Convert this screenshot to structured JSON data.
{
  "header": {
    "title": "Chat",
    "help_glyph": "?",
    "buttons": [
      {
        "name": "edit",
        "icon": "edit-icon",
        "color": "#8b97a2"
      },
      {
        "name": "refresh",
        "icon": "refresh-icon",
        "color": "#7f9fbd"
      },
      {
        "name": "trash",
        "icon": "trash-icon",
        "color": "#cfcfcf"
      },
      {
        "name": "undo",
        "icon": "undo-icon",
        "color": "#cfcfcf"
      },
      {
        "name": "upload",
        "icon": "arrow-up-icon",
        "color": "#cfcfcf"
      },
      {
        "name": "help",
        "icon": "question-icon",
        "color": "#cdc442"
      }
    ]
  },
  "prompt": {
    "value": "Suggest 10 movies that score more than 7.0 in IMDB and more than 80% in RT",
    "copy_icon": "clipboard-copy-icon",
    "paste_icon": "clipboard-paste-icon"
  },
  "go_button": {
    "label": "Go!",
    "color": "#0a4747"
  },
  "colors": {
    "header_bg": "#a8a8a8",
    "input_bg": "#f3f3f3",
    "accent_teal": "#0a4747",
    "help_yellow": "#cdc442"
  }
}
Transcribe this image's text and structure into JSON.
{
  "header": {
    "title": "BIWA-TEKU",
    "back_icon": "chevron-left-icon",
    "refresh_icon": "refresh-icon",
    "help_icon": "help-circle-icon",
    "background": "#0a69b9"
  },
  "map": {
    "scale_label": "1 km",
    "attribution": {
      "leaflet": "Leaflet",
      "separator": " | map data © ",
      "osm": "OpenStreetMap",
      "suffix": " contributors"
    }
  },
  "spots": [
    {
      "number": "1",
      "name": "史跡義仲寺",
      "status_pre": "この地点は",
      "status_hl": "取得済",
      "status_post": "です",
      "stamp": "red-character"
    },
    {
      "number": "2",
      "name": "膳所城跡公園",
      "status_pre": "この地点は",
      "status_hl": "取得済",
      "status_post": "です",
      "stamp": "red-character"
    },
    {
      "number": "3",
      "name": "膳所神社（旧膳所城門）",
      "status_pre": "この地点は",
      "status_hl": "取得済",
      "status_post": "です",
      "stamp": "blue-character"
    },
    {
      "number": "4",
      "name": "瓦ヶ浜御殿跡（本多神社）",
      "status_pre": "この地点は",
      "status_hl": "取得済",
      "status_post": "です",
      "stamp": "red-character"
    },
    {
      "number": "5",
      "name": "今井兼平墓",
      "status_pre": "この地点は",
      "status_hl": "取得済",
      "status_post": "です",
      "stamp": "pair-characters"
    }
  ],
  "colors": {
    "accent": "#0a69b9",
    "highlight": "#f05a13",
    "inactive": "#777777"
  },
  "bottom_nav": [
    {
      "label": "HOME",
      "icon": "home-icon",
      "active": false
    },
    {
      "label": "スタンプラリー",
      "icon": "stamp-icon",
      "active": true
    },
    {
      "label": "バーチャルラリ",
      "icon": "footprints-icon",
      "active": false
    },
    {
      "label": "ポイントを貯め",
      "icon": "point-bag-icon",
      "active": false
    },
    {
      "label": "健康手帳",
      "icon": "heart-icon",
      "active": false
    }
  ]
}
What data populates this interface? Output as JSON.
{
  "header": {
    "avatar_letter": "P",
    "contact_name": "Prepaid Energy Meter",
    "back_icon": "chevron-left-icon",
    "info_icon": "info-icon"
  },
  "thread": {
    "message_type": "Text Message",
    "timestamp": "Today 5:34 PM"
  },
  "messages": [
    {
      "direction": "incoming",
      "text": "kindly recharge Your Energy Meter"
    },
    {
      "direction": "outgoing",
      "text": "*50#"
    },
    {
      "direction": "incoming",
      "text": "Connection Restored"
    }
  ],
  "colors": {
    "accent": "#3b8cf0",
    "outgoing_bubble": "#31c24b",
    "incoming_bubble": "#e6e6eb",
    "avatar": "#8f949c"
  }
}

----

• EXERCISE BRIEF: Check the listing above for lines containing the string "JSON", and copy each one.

• ANSWER FOR THE TASK:
Convert this screenshot to structured JSON data.
Transcribe this image's text and structure into JSON.
What data populates this interface? Output as JSON.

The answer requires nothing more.